Glossary of terms
Definitions of frequently used terms. These terms are not separate categories, and in many cases they overlap or describe different aspects of communities.
Intentional Communities – the broadest term that encompasses a wide range of groups who intend to live together as a community. There are many ways people describe their intentional communities: cohousing groups, ecovillages, community networks, support organizations, as well as people seeking a home in community. A planned residential community designed from the start to have a high degree of social cohesion and teamwork. (http://www.ic.org/)
Cohousing – a community planned with private homes and common use buildings. Often includes smaller size homes, environmentally friendly design, and pedestrian friendly layouts. Often has shared areas like yards, gardens, community kitchen, workshops, and more. (cohousing.org)
Co-living – Multi-bedroom houses leased by groups of people. Residents share the desire to live cooperatively, and share spaces including kitchens, living areas, garages, and yards. Also called “co-householding.” (www.coliving.org)
Collaborative housing – architecture/design concept for multi-unit buildings that aim for such things as: walkable, social, creative, diverse, and minimize the need for cars. Buildings with small private units emphasize shared spaces that foster connections between residents; they are marketed to makers, artists, designers, and musicians. (www.collaborativehousing.com)
ADU – Accessory Dwelling Unit. Term to refer to secondary houses in backyards, granny flats, converted garages, and structures like tiny homes. ADUs are regulated by the state and cities.
Ecovillages – intentional communities whose goal is to become more socially, economically and ecologically sustainable. (http://gen.ecovillage.org/)
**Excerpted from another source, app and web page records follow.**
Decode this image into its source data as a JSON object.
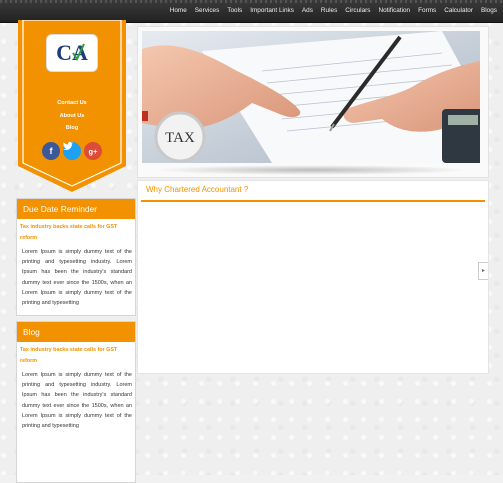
{
  "nav": {
    "items": [
      "Home",
      "Services",
      "Tools",
      "Important Links",
      "Ads",
      "Rules",
      "Circulars",
      "Notification",
      "Forms",
      "Calculator",
      "Blogs"
    ]
  },
  "banner": {
    "logo_text": "CA",
    "links": [
      "Contact Us",
      "About Us",
      "Blog"
    ],
    "social": [
      {
        "icon": "facebook-icon",
        "glyph": "f",
        "color": "#3b5998"
      },
      {
        "icon": "twitter-icon",
        "glyph": "t",
        "color": "#1da1f2"
      },
      {
        "icon": "google-plus-icon",
        "glyph": "g+",
        "color": "#dd4b39"
      }
    ]
  },
  "hero": {
    "tax_label": "TAX"
  },
  "why": {
    "title": "Why Chartered Accountant ?"
  },
  "scroll_tab": "▸",
  "due_date": {
    "heading": "Due Date Reminder",
    "link": "Tax industry backs state calls for GST reform",
    "text": "Lorem Ipsum is simply dummy text of the printing and typesetting industry. Lorem Ipsum has been the industry's standard dummy text ever since the 1500s, when an Lorem Ipsum is simply dummy text of the printing and typesetting"
  },
  "blog": {
    "heading": "Blog",
    "link": "Tax industry backs state calls for GST reform",
    "text": "Lorem Ipsum is simply dummy text of the printing and typesetting industry. Lorem Ipsum has been the industry's standard dummy text ever since the 1500s, when an Lorem Ipsum is simply dummy text of the printing and typesetting"
  },
  "colors": {
    "accent": "#f39200",
    "nav_bg": "#2b2b2b"
  }
}
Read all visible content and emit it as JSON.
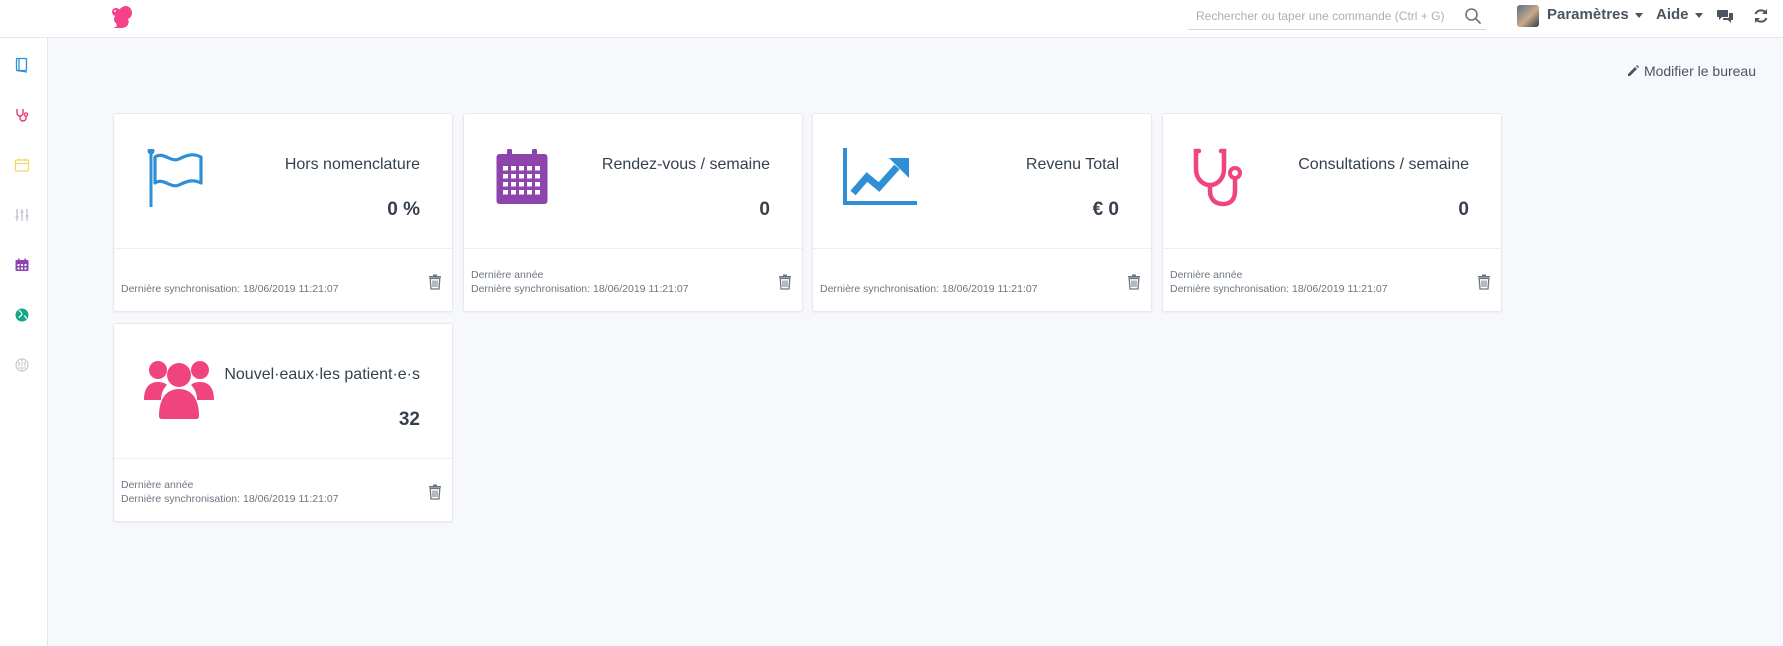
{
  "navbar": {
    "search_placeholder": "Rechercher ou taper une commande (Ctrl + G)",
    "settings_label": "Paramètres",
    "help_label": "Aide"
  },
  "toolbar": {
    "edit_desk_label": "Modifier le bureau"
  },
  "colors": {
    "brand": "#f7428b",
    "blue": "#2f8fd6",
    "purple": "#8e44ad",
    "pink": "#f0447f"
  },
  "sidebar": {
    "icons": [
      "book-icon",
      "stethoscope-icon",
      "calendar-icon",
      "sliders-icon",
      "calendar-grid-icon",
      "globe-icon",
      "brain-icon"
    ]
  },
  "cards": [
    {
      "title": "Hors nomenclature",
      "value": "0 %",
      "period": "",
      "sync": "Dernière synchronisation: 18/06/2019 11:21:07",
      "icon": "flag-icon"
    },
    {
      "title": "Rendez-vous / semaine",
      "value": "0",
      "period": "Dernière année",
      "sync": "Dernière synchronisation: 18/06/2019 11:21:07",
      "icon": "calendar-icon"
    },
    {
      "title": "Revenu Total",
      "value": "€ 0",
      "period": "",
      "sync": "Dernière synchronisation: 18/06/2019 11:21:07",
      "icon": "chart-line-icon"
    },
    {
      "title": "Consultations / semaine",
      "value": "0",
      "period": "Dernière année",
      "sync": "Dernière synchronisation: 18/06/2019 11:21:07",
      "icon": "stethoscope-icon"
    },
    {
      "title": "Nouvel·eaux·les patient·e·s",
      "value": "32",
      "period": "Dernière année",
      "sync": "Dernière synchronisation: 18/06/2019 11:21:07",
      "icon": "users-icon"
    }
  ]
}
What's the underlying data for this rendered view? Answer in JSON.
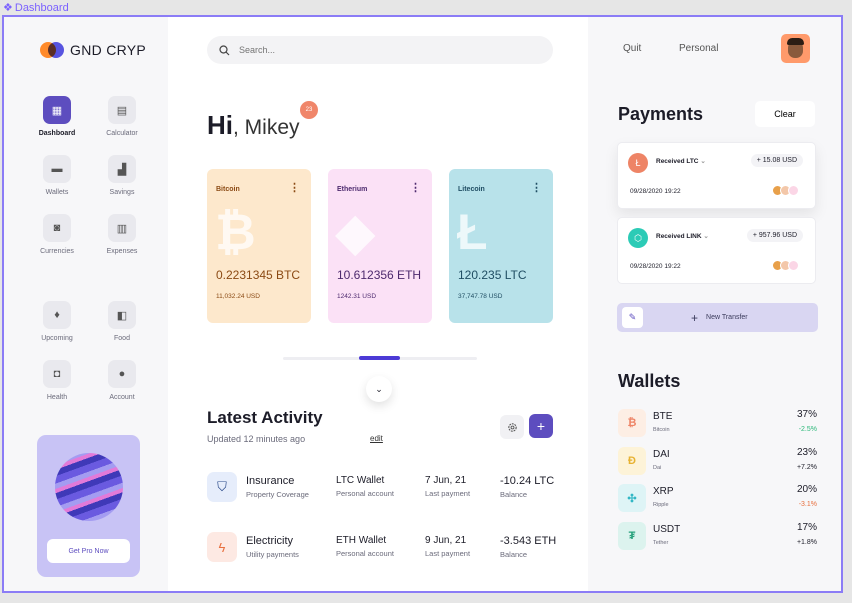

Co-operative “co-op” – a type of ownership structure. A co-operative is an association of persons united to meet their common economic, social, and cultural needs and aspirations, through a jointly owned and democratically-controlled enterprise. Co-operatives are businesses owned and run by and for their members. Whether the members are the customers, employees or residents they have an equal say in what the business does and a share in the profits. For housing, this means members own the property together, through owning shares in the co-op. (http://ica.coop/en/what-co-operative)